Dataset rows for apps and sites:

▬▬▬

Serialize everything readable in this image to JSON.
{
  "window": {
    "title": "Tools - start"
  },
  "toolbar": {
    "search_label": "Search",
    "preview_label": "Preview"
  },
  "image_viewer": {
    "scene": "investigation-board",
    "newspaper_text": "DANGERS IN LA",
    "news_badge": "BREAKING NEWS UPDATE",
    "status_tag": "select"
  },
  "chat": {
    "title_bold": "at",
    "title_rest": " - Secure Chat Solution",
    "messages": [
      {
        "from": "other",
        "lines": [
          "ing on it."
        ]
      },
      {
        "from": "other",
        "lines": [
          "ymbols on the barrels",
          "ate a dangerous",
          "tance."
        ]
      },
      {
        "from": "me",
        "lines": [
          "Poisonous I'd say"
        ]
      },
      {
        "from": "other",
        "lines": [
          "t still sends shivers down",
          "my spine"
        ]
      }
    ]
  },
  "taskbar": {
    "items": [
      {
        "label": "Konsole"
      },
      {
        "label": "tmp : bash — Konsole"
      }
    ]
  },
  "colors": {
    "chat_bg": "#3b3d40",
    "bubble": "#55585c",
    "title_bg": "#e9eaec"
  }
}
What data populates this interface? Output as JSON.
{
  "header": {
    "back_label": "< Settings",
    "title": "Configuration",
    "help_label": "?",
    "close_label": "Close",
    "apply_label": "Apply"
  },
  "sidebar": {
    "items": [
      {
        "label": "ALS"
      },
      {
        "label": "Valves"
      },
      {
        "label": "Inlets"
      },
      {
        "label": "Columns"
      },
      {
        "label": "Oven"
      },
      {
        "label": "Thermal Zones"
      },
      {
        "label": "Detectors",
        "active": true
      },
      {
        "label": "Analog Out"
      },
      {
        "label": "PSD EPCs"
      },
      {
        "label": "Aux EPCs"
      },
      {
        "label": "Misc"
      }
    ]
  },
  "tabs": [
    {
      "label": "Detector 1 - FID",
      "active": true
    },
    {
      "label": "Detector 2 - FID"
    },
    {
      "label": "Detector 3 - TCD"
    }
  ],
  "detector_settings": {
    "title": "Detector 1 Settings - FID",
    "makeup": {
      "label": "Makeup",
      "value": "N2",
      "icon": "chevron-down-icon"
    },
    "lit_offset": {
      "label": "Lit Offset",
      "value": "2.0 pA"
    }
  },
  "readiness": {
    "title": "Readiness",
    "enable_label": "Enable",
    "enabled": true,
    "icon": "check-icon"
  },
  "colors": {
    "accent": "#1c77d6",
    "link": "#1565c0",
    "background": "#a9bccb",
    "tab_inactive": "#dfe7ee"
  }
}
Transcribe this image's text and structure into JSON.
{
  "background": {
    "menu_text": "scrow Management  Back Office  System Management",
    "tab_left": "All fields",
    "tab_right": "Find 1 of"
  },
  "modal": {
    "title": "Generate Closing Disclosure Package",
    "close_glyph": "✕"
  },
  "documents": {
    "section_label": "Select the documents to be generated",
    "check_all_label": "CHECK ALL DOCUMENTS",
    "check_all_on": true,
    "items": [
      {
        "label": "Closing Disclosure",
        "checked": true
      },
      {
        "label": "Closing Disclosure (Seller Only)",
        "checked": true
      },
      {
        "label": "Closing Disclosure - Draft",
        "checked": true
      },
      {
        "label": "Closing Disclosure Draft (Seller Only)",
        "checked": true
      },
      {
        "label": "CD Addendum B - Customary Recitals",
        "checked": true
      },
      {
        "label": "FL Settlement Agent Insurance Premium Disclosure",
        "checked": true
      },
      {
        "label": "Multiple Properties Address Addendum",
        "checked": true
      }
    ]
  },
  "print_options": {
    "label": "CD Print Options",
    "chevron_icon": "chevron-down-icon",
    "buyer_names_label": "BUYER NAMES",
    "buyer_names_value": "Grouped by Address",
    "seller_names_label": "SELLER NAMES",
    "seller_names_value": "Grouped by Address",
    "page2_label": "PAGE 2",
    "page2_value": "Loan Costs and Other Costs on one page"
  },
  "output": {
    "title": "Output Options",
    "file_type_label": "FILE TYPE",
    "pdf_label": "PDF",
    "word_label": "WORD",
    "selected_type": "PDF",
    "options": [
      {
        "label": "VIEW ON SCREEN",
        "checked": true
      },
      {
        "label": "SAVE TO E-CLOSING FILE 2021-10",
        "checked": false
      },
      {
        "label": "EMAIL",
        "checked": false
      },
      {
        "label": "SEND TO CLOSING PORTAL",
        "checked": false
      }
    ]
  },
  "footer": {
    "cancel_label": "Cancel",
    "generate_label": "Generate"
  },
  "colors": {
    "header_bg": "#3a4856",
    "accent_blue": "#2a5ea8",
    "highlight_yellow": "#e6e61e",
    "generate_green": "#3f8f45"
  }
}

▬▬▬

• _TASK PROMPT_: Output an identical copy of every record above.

• _SOLUTION TO THIS EXERCISE_:
Serialize everything readable in this image to JSON.
{
  "window": {
    "title": "Tools - start"
  },
  "toolbar": {
    "search_label": "Search",
    "preview_label": "Preview"
  },
  "image_viewer": {
    "scene": "investigation-board",
    "newspaper_text": "DANGERS IN LA",
    "news_badge": "BREAKING NEWS UPDATE",
    "status_tag": "select"
  },
  "chat": {
    "title_bold": "at",
    "title_rest": " - Secure Chat Solution",
    "messages": [
      {
        "from": "other",
        "lines": [
          "ing on it."
        ]
      },
      {
        "from": "other",
        "lines": [
          "ymbols on the barrels",
          "ate a dangerous",
          "tance."
        ]
      },
      {
        "from": "me",
        "lines": [
          "Poisonous I'd say"
        ]
      },
      {
        "from": "other",
        "lines": [
          "t still sends shivers down",
          "my spine"
        ]
      }
    ]
  },
  "taskbar": {
    "items": [
      {
        "label": "Konsole"
      },
      {
        "label": "tmp : bash — Konsole"
      }
    ]
  },
  "colors": {
    "chat_bg": "#3b3d40",
    "bubble": "#55585c",
    "title_bg": "#e9eaec"
  }
}
What data populates this interface? Output as JSON.
{
  "header": {
    "back_label": "< Settings",
    "title": "Configuration",
    "help_label": "?",
    "close_label": "Close",
    "apply_label": "Apply"
  },
  "sidebar": {
    "items": [
      {
        "label": "ALS"
      },
      {
        "label": "Valves"
      },
      {
        "label": "Inlets"
      },
      {
        "label": "Columns"
      },
      {
        "label": "Oven"
      },
      {
        "label": "Thermal Zones"
      },
      {
        "label": "Detectors",
        "active": true
      },
      {
        "label": "Analog Out"
      },
      {
        "label": "PSD EPCs"
      },
      {
        "label": "Aux EPCs"
      },
      {
        "label": "Misc"
      }
    ]
  },
  "tabs": [
    {
      "label": "Detector 1 - FID",
      "active": true
    },
    {
      "label": "Detector 2 - FID"
    },
    {
      "label": "Detector 3 - TCD"
    }
  ],
  "detector_settings": {
    "title": "Detector 1 Settings - FID",
    "makeup": {
      "label": "Makeup",
      "value": "N2",
      "icon": "chevron-down-icon"
    },
    "lit_offset": {
      "label": "Lit Offset",
      "value": "2.0 pA"
    }
  },
  "readiness": {
    "title": "Readiness",
    "enable_label": "Enable",
    "enabled": true,
    "icon": "check-icon"
  },
  "colors": {
    "accent": "#1c77d6",
    "link": "#1565c0",
    "background": "#a9bccb",
    "tab_inactive": "#dfe7ee"
  }
}
Transcribe this image's text and structure into JSON.
{
  "background": {
    "menu_text": "scrow Management  Back Office  System Management",
    "tab_left": "All fields",
    "tab_right": "Find 1 of"
  },
  "modal": {
    "title": "Generate Closing Disclosure Package",
    "close_glyph": "✕"
  },
  "documents": {
    "section_label": "Select the documents to be generated",
    "check_all_label": "CHECK ALL DOCUMENTS",
    "check_all_on": true,
    "items": [
      {
        "label": "Closing Disclosure",
        "checked": true
      },
      {
        "label": "Closing Disclosure (Seller Only)",
        "checked": true
      },
      {
        "label": "Closing Disclosure - Draft",
        "checked": true
      },
      {
        "label": "Closing Disclosure Draft (Seller Only)",
        "checked": true
      },
      {
        "label": "CD Addendum B - Customary Recitals",
        "checked": true
      },
      {
        "label": "FL Settlement Agent Insurance Premium Disclosure",
        "checked": true
      },
      {
        "label": "Multiple Properties Address Addendum",
        "checked": true
      }
    ]
  },
  "print_options": {
    "label": "CD Print Options",
    "chevron_icon": "chevron-down-icon",
    "buyer_names_label": "BUYER NAMES",
    "buyer_names_value": "Grouped by Address",
    "seller_names_label": "SELLER NAMES",
    "seller_names_value": "Grouped by Address",
    "page2_label": "PAGE 2",
    "page2_value": "Loan Costs and Other Costs on one page"
  },
  "output": {
    "title": "Output Options",
    "file_type_label": "FILE TYPE",
    "pdf_label": "PDF",
    "word_label": "WORD",
    "selected_type": "PDF",
    "options": [
      {
        "label": "VIEW ON SCREEN",
        "checked": true
      },
      {
        "label": "SAVE TO E-CLOSING FILE 2021-10",
        "checked": false
      },
      {
        "label": "EMAIL",
        "checked": false
      },
      {
        "label": "SEND TO CLOSING PORTAL",
        "checked": false
      }
    ]
  },
  "footer": {
    "cancel_label": "Cancel",
    "generate_label": "Generate"
  },
  "colors": {
    "header_bg": "#3a4856",
    "accent_blue": "#2a5ea8",
    "highlight_yellow": "#e6e61e",
    "generate_green": "#3f8f45"
  }
}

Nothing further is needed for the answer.